Seniors lose their ability to recognize thirst so drinks should be offered to residents frequently. For snack times, pitchers of juice, water, milk and/or hot beverages should be offered.  Some residents enjoy warm milk or decaffeinated coffee before bedtime. Adequate fluid intake can save residents from increased suffering and staff from increased work.  This is especially important during hot weather conditions when residents are at increased risk.  Popsicles and freezies should be available and offered frequently in hot weather to keep residents well hydrated.
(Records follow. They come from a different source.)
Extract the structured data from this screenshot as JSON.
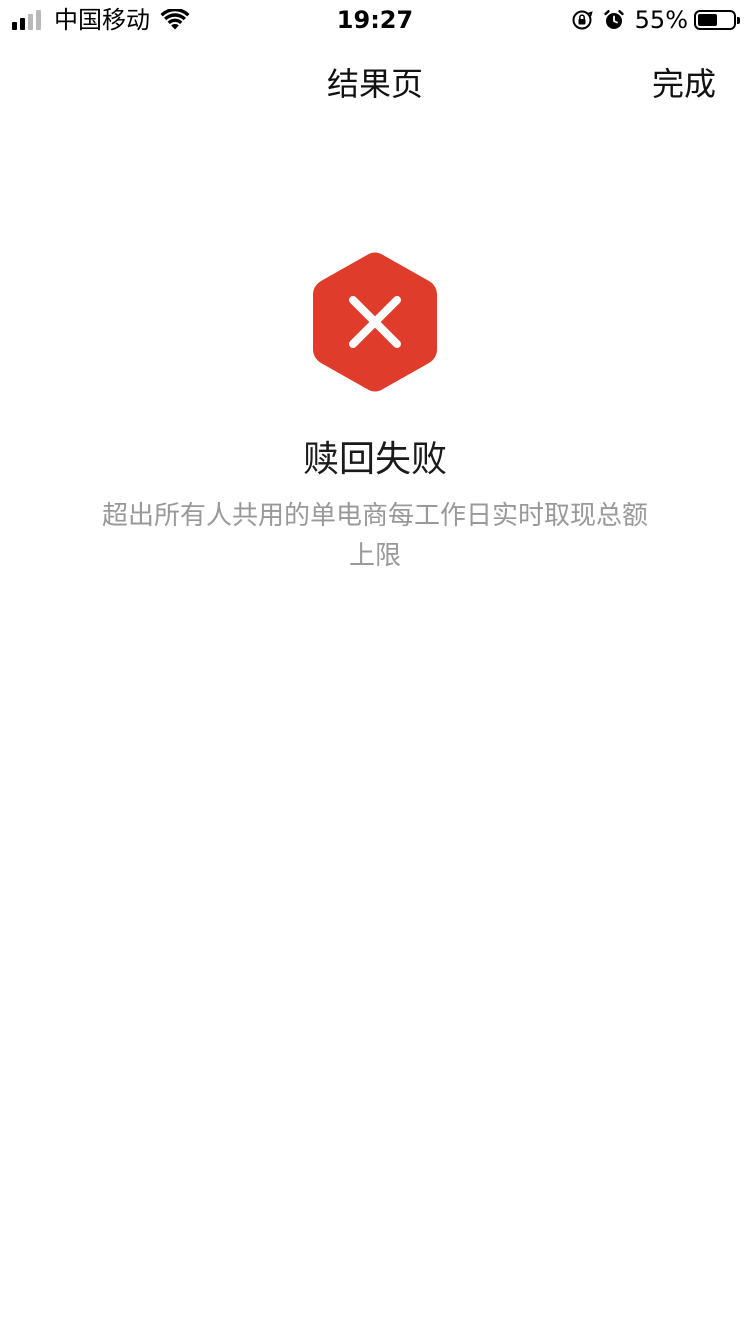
{
  "status_bar": {
    "carrier": "中国移动",
    "time": "19:27",
    "battery_percent": "55%",
    "battery_level": 0.55,
    "icons": [
      "signal-icon",
      "wifi-icon",
      "orientation-lock-icon",
      "alarm-icon",
      "battery-icon"
    ]
  },
  "nav": {
    "title": "结果页",
    "done_label": "完成"
  },
  "result": {
    "icon": "error-hexagon-icon",
    "title": "赎回失败",
    "description": "超出所有人共用的单电商每工作日实时取现总额上限"
  },
  "colors": {
    "error": "#E03C2B",
    "description_text": "#999999"
  }
}
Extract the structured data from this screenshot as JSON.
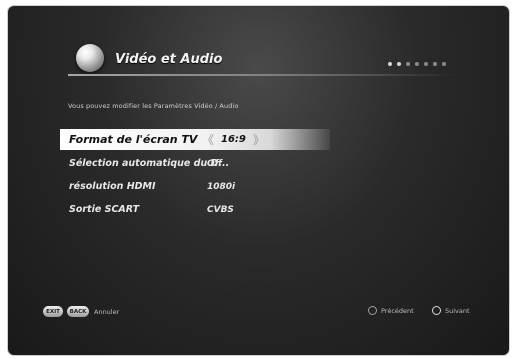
{
  "header": {
    "title": "Vidéo et Audio",
    "logo_icon": "globe-icon",
    "page_dots_total": 7,
    "page_dots_active": 2
  },
  "subtitle": "Vous pouvez modifier les Paramètres Vidéo / Audio",
  "menu": {
    "items": [
      {
        "label": "Format de l'écran TV",
        "value": "16:9",
        "selected": true
      },
      {
        "label": "Sélection automatique du D...",
        "value": "Off",
        "selected": false
      },
      {
        "label": "résolution HDMI",
        "value": "1080i",
        "selected": false
      },
      {
        "label": "Sortie SCART",
        "value": "CVBS",
        "selected": false
      }
    ],
    "left_arrow": "《",
    "right_arrow": "》"
  },
  "footer": {
    "exit_label": "EXIT",
    "back_label": "BACK",
    "cancel_label": "Annuler",
    "previous_label": "Précédent",
    "next_label": "Suivant"
  },
  "colors": {
    "background": "#1f1f1f",
    "text": "#e8e8e8",
    "highlight": "#f4f4f4"
  }
}
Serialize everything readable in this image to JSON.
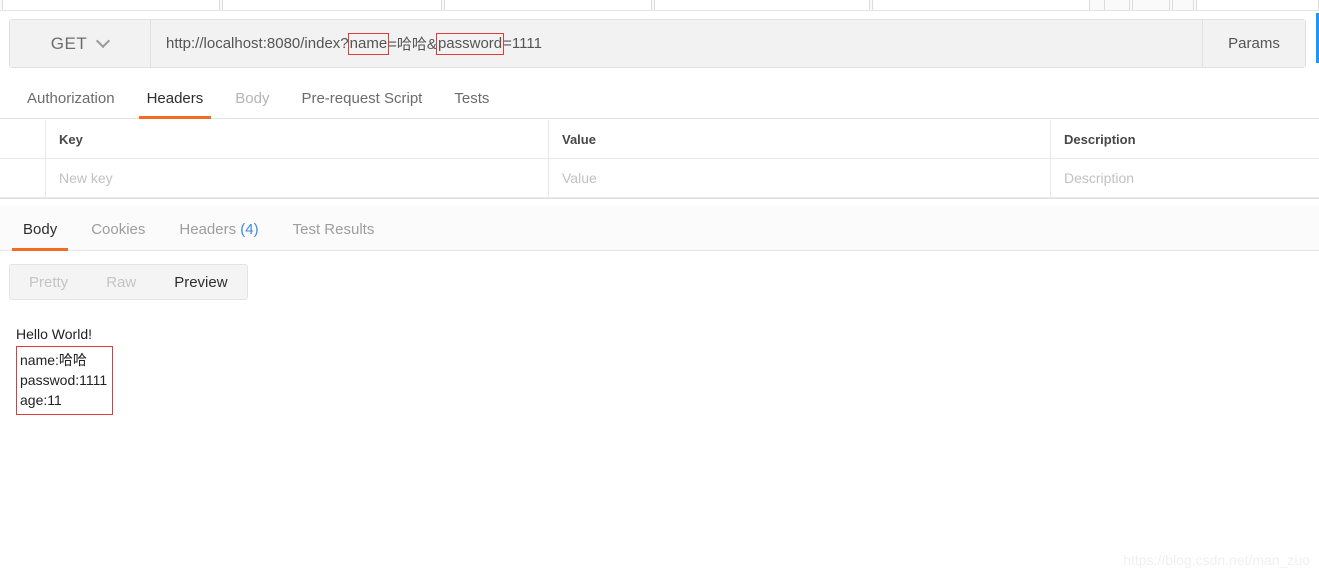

Foods and drinks served at snack times need to be provided for all diet types and all textures. For example, cookies and sandwiches can both be pureed for residents who require a pureed texture. Recipes are available for all texture-modified foods on the snack menu. Portion sizes are planned and server’s reference current lists outlining specific dietary needs of each resident for all diets and texture modifications. Written procedures will guide staff on how to manage snacks for a resident who is napping or away at the time of snack delivery.

Nutritional supplements may also be served at snack time as ordered according to resident’s individual needs.  Residents receiving a nutrition supplement should be offered a snack in addition to their supplement unless otherwise indicated in their plan of care.  Staff will report if residents are refusing snacks so that changes can be made according to the resident’s individual needs and wishes.

Serving snacks

Similar to dining, snack time is an opportunity to encourage social interaction. Snacks may be served from a central location or passed from room to room according to the needs of the residents.

Staff provide assistance to those residents who require help in taking their food/fluids and should monitor and document consumption for all residents.  Staff records each resident’s intake at snacks just as they do for residents at meal times.

Serving staff must also understand and practice the principles of proper food handling for the snack service.  Sandwiches and dairy products should not be left sitting at room temperature for later consumption but should be stored in a refrigerator until the resident is ready for them.

24 hour availability

Food supplies are available for nursing staff to distribute for night emergencies and resident snack requests.  A home policy should support the 24 hour availability of food and fluid to ensure that incidents of diabetic hypoglycemia and overnight hunger can be managed.  Residents with dementia may wake up during the night and should have access to nutrient rich snacks. A pantry stocked with food items and a kettle, toaster and/or microwave help staff to provide a quick snack to residents at any time of the day or night.

Since LTC homes have a limited food budget, most of the spending for meal planning goes towards the meals, focusing on appetizing protein items and tempting desserts. There is consideration, however, towards improving snack quality to include foods that provide vitamins and minerals that may be lacking in meals, especially for those who don’t eat well or who can’t eat a lot at any given time.

The snack menu cycle is planned for attractive presentation, variety and to enhance the overall fluid and nutrient intake.

Dale Mayerson, BSc, RD, CDE, and Karen Thompson, BA Sc, RD are Registered Dietitians with extensive experience in Long-term care.  They are co-authors of “Menu Planning in Long Term Care and Retirement Homes:  A Comprehensive Guide” and have participated for many years on the Ontario Long Term Care Action Group, an advocacy group of Dietitians in Canada.